◆ **Requirement**: Return the full set of entries precisely. Do not carry over any pictures.

◆ **Data provided**:
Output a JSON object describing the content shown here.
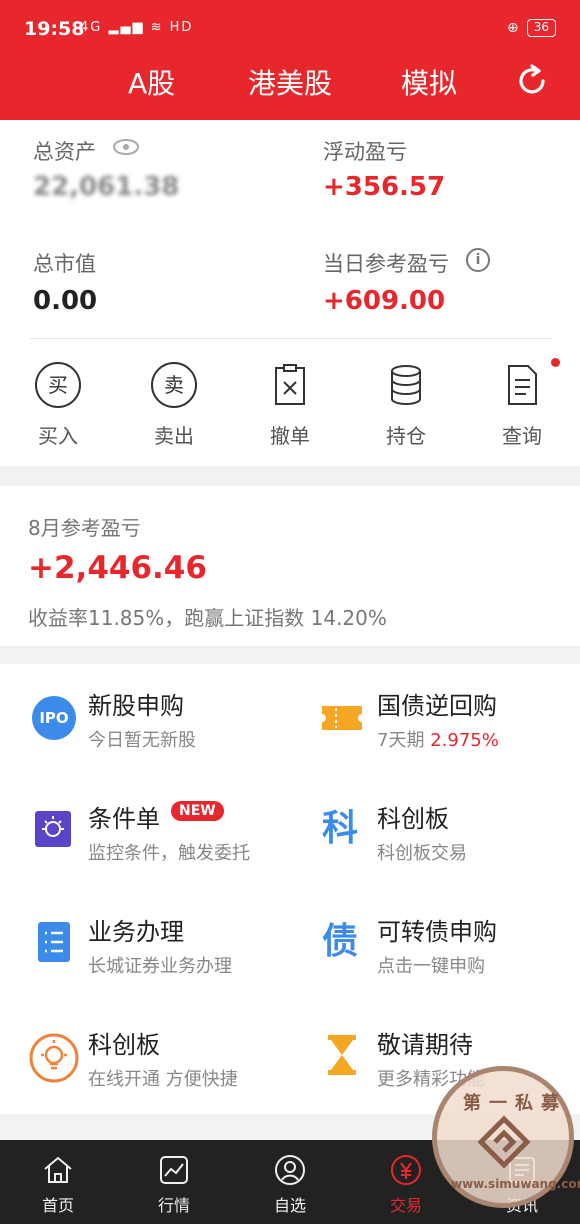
{
  "status": {
    "time": "19:58",
    "net": "4G",
    "hd": "HD",
    "battery": "36"
  },
  "nav": {
    "tabs": [
      "A股",
      "港美股",
      "模拟"
    ]
  },
  "assets": {
    "total_label": "总资产",
    "total_value": "22,061.38",
    "float_label": "浮动盈亏",
    "float_value": "+356.57",
    "market_label": "总市值",
    "market_value": "0.00",
    "daily_label": "当日参考盈亏",
    "daily_value": "+609.00"
  },
  "actions": [
    {
      "label": "买入",
      "glyph": "买"
    },
    {
      "label": "卖出",
      "glyph": "卖"
    },
    {
      "label": "撤单"
    },
    {
      "label": "持仓"
    },
    {
      "label": "查询"
    }
  ],
  "monthly": {
    "label": "8月参考盈亏",
    "value": "+2,446.46",
    "summary": "收益率11.85%，跑赢上证指数 14.20%"
  },
  "services": [
    {
      "title": "新股申购",
      "sub": "今日暂无新股",
      "icon": "IPO"
    },
    {
      "title": "国债逆回购",
      "sub": "7天期",
      "sub_highlight": "2.975%"
    },
    {
      "title": "条件单",
      "sub": "监控条件，触发委托",
      "badge": "NEW"
    },
    {
      "title": "科创板",
      "sub": "科创板交易",
      "icon": "科"
    },
    {
      "title": "业务办理",
      "sub": "长城证券业务办理"
    },
    {
      "title": "可转债申购",
      "sub": "点击一键申购",
      "icon": "债"
    },
    {
      "title": "科创板",
      "sub": "在线开通 方便快捷"
    },
    {
      "title": "敬请期待",
      "sub": "更多精彩功能"
    }
  ],
  "bottom_nav": [
    "首页",
    "行情",
    "自选",
    "交易",
    "资讯"
  ],
  "colors": {
    "brand": "#e8272d",
    "blue": "#3b8beb",
    "orange": "#f5a623"
  },
  "watermark": {
    "text": "第一私募",
    "url": "www.simuwang.com"
  }
}
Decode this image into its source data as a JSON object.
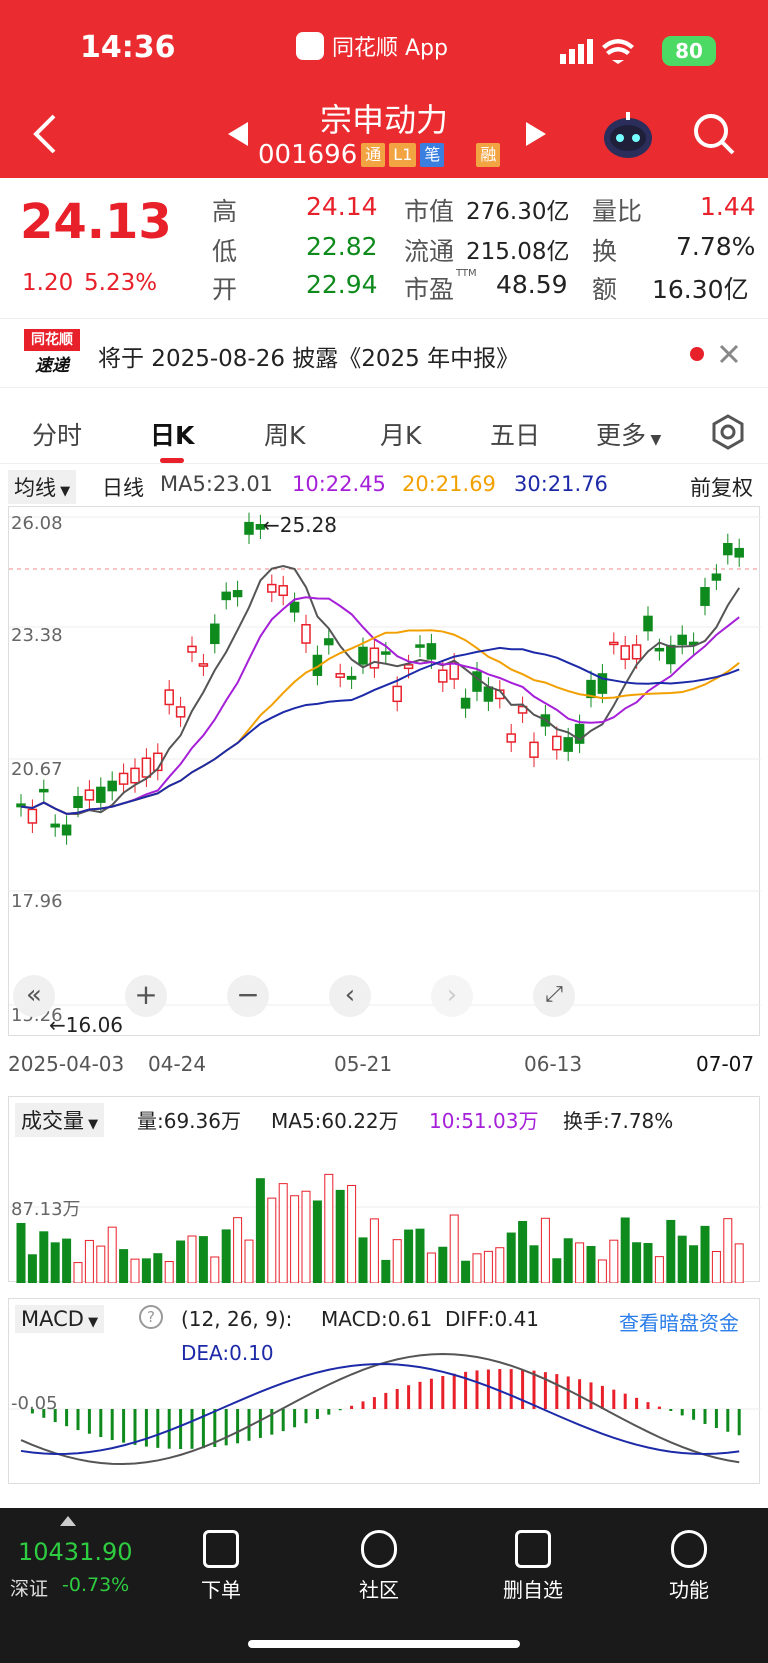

◆ **Written response**:
Output a JSON object describing the content shown here.
{
  "status": {
    "time": "19:58",
    "net": "4G",
    "hd": "HD",
    "battery": "36"
  },
  "nav": {
    "tabs": [
      "A股",
      "港美股",
      "模拟"
    ]
  },
  "assets": {
    "total_label": "总资产",
    "total_value": "22,061.38",
    "float_label": "浮动盈亏",
    "float_value": "+356.57",
    "market_label": "总市值",
    "market_value": "0.00",
    "daily_label": "当日参考盈亏",
    "daily_value": "+609.00"
  },
  "actions": [
    {
      "label": "买入",
      "glyph": "买"
    },
    {
      "label": "卖出",
      "glyph": "卖"
    },
    {
      "label": "撤单"
    },
    {
      "label": "持仓"
    },
    {
      "label": "查询"
    }
  ],
  "monthly": {
    "label": "8月参考盈亏",
    "value": "+2,446.46",
    "summary": "收益率11.85%，跑赢上证指数 14.20%"
  },
  "services": [
    {
      "title": "新股申购",
      "sub": "今日暂无新股",
      "icon": "IPO"
    },
    {
      "title": "国债逆回购",
      "sub": "7天期",
      "sub_highlight": "2.975%"
    },
    {
      "title": "条件单",
      "sub": "监控条件，触发委托",
      "badge": "NEW"
    },
    {
      "title": "科创板",
      "sub": "科创板交易",
      "icon": "科"
    },
    {
      "title": "业务办理",
      "sub": "长城证券业务办理"
    },
    {
      "title": "可转债申购",
      "sub": "点击一键申购",
      "icon": "债"
    },
    {
      "title": "科创板",
      "sub": "在线开通 方便快捷"
    },
    {
      "title": "敬请期待",
      "sub": "更多精彩功能"
    }
  ],
  "bottom_nav": [
    "首页",
    "行情",
    "自选",
    "交易",
    "资讯"
  ],
  "colors": {
    "brand": "#e8272d",
    "blue": "#3b8beb",
    "orange": "#f5a623"
  },
  "watermark": {
    "text": "第一私募",
    "url": "www.simuwang.com"
  }
}
Decode this image into its source data as a JSON object.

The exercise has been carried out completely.